PROBLEM REQUIREMENTS: All lines from the one holding "Serialize everything readable" down to the last line of the entries are to be reproduced exactly, with no other lines.

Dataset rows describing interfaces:
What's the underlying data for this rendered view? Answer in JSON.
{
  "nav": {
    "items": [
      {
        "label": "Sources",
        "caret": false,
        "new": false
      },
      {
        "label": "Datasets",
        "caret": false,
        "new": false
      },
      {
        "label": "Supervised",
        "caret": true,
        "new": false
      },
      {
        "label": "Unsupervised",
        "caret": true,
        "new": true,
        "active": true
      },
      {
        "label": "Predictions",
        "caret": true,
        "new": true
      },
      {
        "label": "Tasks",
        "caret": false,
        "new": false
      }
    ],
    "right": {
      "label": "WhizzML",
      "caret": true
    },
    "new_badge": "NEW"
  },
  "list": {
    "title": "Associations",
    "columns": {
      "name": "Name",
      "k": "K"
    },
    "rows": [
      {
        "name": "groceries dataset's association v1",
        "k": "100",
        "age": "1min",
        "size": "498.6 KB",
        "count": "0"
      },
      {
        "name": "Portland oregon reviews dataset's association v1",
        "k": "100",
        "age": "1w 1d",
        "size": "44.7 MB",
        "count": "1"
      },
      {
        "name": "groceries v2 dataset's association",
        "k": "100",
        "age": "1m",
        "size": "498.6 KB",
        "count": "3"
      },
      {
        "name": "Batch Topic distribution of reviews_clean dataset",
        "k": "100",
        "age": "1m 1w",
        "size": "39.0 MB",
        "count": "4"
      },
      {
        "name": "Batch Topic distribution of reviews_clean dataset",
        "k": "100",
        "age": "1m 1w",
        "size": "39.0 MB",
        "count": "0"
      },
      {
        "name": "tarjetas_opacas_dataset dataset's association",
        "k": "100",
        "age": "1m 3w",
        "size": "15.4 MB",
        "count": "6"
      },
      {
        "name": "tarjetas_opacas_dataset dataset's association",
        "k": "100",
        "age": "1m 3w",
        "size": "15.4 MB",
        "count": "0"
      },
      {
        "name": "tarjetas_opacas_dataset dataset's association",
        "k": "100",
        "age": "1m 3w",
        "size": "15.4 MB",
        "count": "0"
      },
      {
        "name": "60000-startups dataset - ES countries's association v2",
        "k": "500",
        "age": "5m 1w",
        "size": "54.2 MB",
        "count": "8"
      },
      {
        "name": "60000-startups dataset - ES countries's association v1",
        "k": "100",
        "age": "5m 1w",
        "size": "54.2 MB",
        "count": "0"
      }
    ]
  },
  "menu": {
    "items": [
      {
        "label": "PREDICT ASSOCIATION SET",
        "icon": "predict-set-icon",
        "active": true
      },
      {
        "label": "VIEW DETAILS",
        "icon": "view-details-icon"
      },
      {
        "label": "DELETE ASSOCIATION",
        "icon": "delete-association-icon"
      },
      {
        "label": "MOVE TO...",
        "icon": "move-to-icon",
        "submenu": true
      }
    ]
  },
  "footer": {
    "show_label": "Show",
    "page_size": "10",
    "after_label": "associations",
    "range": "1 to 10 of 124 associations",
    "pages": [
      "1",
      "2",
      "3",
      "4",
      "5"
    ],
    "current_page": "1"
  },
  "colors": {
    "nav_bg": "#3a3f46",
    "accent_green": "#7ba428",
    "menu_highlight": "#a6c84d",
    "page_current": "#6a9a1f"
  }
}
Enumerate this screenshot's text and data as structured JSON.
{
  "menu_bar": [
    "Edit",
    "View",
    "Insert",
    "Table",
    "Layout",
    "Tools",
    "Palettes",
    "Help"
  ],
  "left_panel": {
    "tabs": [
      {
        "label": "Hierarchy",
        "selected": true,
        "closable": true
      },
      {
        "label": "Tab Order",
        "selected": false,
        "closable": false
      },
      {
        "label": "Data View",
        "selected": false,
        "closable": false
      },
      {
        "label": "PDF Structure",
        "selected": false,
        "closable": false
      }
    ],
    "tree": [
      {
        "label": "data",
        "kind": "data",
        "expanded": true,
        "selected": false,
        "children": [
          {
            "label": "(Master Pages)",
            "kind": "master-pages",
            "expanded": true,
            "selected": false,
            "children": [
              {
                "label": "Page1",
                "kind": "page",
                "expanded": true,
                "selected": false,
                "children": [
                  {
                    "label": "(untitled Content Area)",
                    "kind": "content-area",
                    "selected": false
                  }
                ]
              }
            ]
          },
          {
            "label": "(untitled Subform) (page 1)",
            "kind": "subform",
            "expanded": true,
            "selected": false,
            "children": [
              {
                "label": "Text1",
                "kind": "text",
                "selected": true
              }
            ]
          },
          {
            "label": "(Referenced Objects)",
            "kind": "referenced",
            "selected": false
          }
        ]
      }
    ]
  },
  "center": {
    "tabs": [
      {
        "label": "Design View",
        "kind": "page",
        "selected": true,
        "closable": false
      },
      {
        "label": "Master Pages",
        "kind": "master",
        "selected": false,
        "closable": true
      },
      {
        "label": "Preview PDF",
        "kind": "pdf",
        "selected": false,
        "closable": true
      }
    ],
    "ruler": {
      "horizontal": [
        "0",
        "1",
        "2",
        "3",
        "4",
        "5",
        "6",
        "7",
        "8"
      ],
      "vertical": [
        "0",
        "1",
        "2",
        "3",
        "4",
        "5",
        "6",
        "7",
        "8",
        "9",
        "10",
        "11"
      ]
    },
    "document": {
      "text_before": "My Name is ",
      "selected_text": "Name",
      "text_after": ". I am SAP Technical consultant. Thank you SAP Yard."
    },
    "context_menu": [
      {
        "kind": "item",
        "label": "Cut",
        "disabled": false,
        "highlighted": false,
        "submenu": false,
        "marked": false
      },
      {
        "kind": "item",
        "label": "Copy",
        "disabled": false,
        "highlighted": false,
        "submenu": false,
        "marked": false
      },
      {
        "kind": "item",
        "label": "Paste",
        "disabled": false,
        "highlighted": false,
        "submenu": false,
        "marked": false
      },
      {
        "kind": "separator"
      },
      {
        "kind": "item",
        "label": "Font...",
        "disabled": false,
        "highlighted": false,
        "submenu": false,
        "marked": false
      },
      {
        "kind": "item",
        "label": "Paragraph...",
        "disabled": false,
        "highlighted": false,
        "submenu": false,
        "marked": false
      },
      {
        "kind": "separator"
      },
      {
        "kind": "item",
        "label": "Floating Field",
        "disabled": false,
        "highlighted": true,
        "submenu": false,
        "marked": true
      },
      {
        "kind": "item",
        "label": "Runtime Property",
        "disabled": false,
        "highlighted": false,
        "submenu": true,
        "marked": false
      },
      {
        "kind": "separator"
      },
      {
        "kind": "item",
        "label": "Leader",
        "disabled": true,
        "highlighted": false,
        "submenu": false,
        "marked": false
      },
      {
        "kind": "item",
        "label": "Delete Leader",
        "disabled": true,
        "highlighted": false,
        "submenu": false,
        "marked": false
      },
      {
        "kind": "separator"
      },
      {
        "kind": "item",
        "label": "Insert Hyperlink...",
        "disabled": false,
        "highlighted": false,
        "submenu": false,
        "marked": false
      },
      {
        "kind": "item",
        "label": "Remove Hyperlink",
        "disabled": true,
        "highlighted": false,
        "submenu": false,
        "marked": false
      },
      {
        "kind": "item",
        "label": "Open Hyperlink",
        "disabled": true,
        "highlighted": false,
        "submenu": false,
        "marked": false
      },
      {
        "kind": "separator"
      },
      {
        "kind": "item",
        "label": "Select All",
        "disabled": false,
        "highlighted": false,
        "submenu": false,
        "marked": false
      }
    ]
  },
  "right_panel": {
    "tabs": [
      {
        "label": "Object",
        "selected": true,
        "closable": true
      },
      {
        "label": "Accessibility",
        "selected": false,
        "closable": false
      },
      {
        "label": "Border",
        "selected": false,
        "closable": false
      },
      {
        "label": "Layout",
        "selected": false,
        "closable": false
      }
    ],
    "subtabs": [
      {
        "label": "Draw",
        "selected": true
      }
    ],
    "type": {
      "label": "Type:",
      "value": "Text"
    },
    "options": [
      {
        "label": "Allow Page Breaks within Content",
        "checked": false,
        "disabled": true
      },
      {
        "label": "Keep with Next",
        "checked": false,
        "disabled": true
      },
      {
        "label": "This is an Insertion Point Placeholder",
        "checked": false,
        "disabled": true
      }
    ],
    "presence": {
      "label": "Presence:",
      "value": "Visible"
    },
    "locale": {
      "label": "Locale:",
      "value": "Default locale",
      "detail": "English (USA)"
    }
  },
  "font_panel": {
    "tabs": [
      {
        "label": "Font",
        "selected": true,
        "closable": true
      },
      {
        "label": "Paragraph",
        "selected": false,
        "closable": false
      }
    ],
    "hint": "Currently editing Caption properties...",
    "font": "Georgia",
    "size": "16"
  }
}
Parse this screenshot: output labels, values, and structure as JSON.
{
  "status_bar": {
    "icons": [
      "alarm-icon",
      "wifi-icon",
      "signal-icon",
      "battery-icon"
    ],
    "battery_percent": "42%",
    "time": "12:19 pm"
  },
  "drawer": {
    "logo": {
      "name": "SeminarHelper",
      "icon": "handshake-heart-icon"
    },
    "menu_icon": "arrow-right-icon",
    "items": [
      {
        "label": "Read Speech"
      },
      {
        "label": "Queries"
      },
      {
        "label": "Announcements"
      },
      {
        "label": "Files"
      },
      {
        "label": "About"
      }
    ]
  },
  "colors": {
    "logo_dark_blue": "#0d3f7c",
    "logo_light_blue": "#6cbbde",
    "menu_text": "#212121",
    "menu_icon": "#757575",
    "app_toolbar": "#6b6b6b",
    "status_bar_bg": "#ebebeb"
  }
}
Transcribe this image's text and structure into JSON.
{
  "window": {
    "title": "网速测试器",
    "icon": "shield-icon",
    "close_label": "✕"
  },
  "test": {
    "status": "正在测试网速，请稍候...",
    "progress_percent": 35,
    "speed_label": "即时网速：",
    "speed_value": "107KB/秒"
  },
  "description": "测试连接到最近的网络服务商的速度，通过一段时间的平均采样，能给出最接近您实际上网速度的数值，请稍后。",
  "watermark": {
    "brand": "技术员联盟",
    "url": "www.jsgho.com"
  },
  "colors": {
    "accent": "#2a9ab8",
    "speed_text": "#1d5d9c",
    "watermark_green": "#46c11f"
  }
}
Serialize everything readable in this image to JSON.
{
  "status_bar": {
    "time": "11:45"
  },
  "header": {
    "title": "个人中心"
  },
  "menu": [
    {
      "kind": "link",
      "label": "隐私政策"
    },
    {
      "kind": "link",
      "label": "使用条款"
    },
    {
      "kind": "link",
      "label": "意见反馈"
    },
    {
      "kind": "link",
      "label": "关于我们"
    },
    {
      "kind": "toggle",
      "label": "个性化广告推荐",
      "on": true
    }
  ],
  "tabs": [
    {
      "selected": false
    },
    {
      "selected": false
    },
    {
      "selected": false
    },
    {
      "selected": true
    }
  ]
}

COMPLETED EXERCISE:
Serialize everything readable in this image to JSON.
{
  "status_bar": {
    "time": "11:45"
  },
  "header": {
    "title": "个人中心"
  },
  "menu": [
    {
      "kind": "link",
      "label": "隐私政策"
    },
    {
      "kind": "link",
      "label": "使用条款"
    },
    {
      "kind": "link",
      "label": "意见反馈"
    },
    {
      "kind": "link",
      "label": "关于我们"
    },
    {
      "kind": "toggle",
      "label": "个性化广告推荐",
      "on": true
    }
  ],
  "tabs": [
    {
      "selected": false
    },
    {
      "selected": false
    },
    {
      "selected": false
    },
    {
      "selected": true
    }
  ]
}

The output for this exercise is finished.